*EXTRACTED MATERIAL*:
════════

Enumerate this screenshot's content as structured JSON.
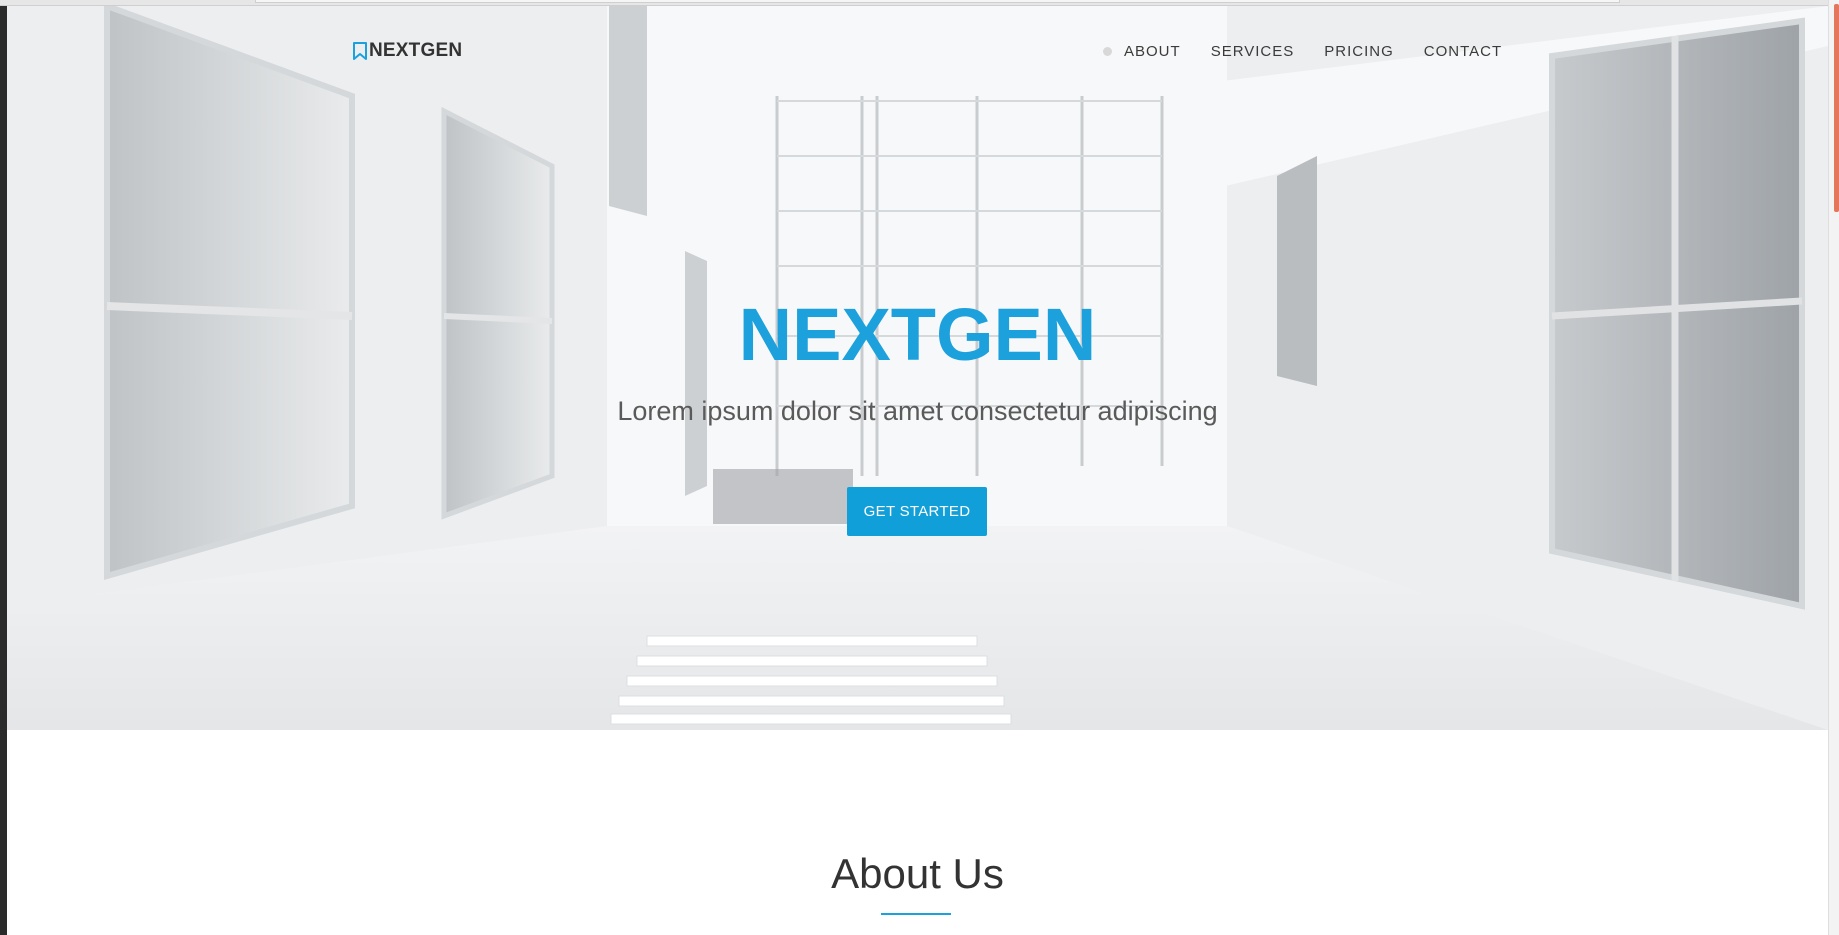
{
  "navbar": {
    "brand": "NEXTGEN",
    "items": [
      {
        "label": "ABOUT"
      },
      {
        "label": "SERVICES"
      },
      {
        "label": "PRICING"
      },
      {
        "label": "CONTACT"
      }
    ]
  },
  "hero": {
    "title": "NEXTGEN",
    "subtitle": "Lorem ipsum dolor sit amet consectetur adipiscing",
    "cta_label": "GET STARTED"
  },
  "about": {
    "title": "About Us"
  },
  "colors": {
    "accent": "#1ca1dc",
    "button": "#119fd9",
    "text_dark": "#333333",
    "scroll_thumb": "#e4765b"
  },
  "icons": {
    "brand": "bookmark-icon"
  }
}
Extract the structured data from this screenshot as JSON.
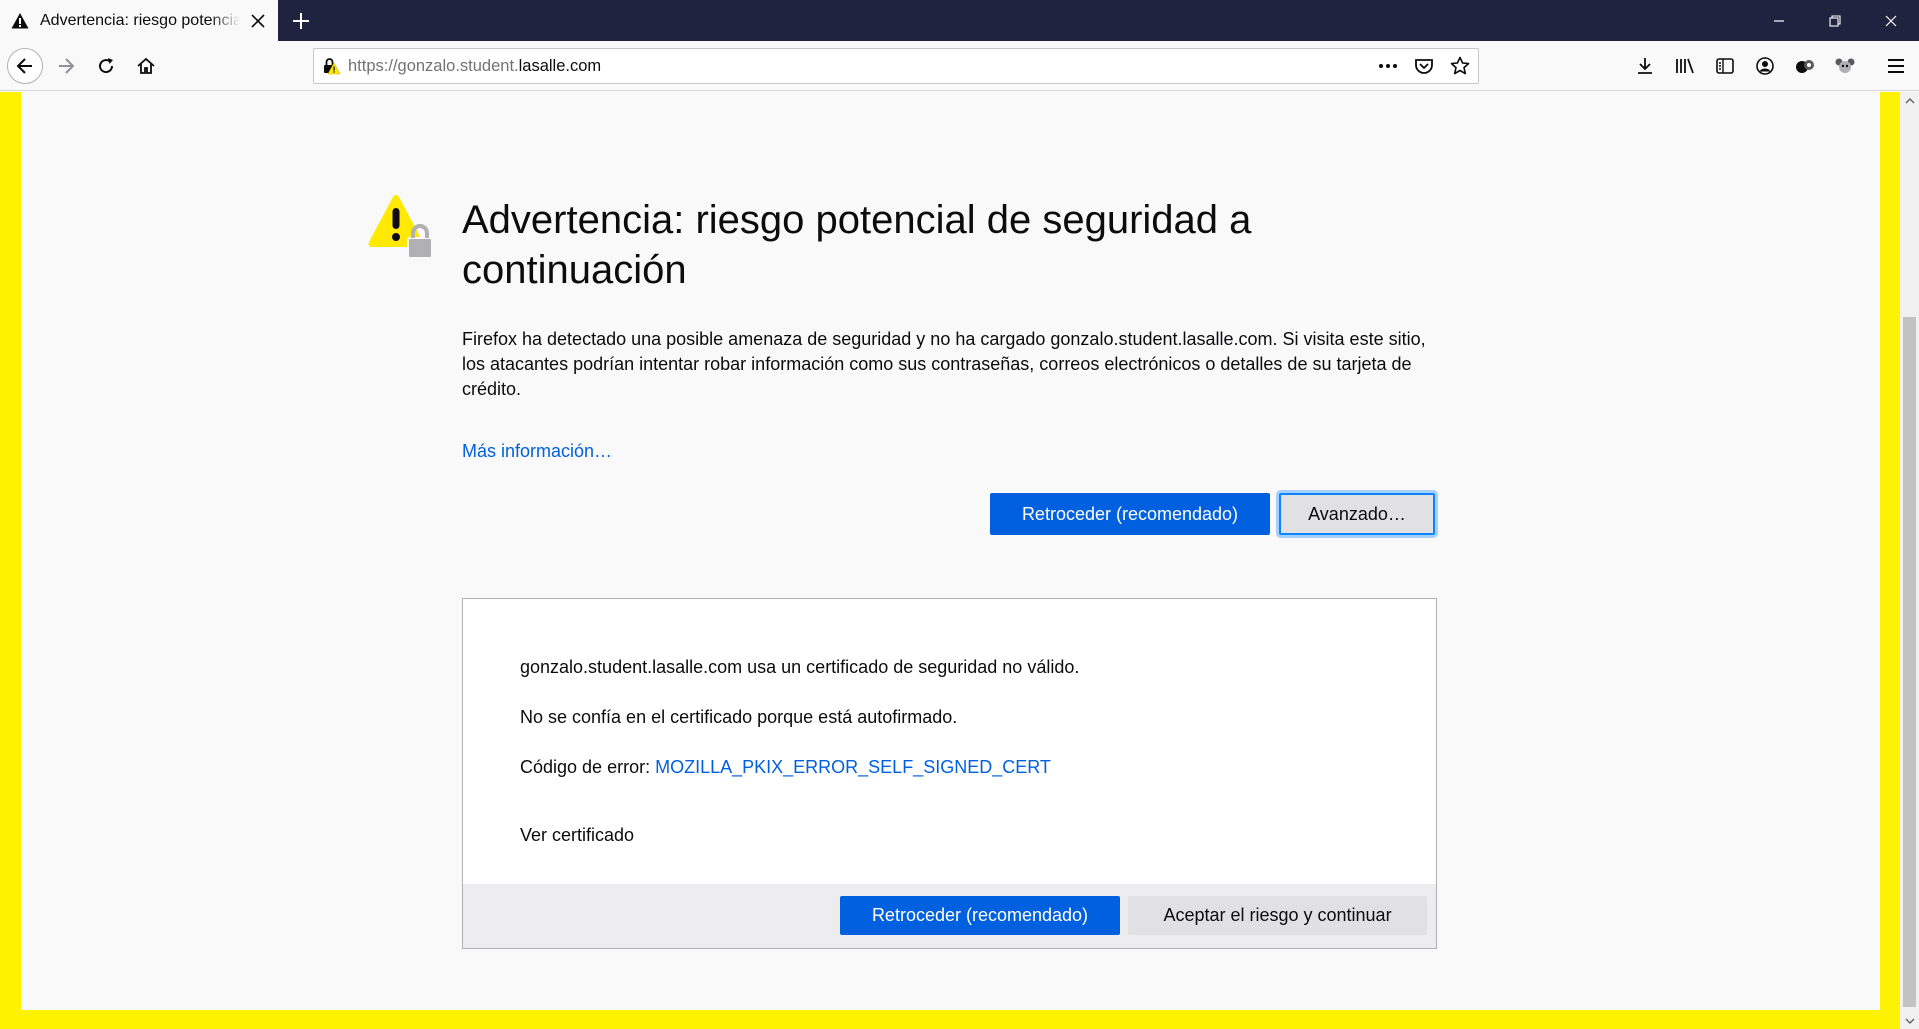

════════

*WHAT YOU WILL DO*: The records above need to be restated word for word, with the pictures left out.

*SOLUTION FOR THIS TASK*:
Enumerate this screenshot's content as structured JSON.
{
  "navbar": {
    "brand": "NEXTGEN",
    "items": [
      {
        "label": "ABOUT"
      },
      {
        "label": "SERVICES"
      },
      {
        "label": "PRICING"
      },
      {
        "label": "CONTACT"
      }
    ]
  },
  "hero": {
    "title": "NEXTGEN",
    "subtitle": "Lorem ipsum dolor sit amet consectetur adipiscing",
    "cta_label": "GET STARTED"
  },
  "about": {
    "title": "About Us"
  },
  "colors": {
    "accent": "#1ca1dc",
    "button": "#119fd9",
    "text_dark": "#333333",
    "scroll_thumb": "#e4765b"
  },
  "icons": {
    "brand": "bookmark-icon"
  }
}
Extract the structured data from this screenshot as JSON.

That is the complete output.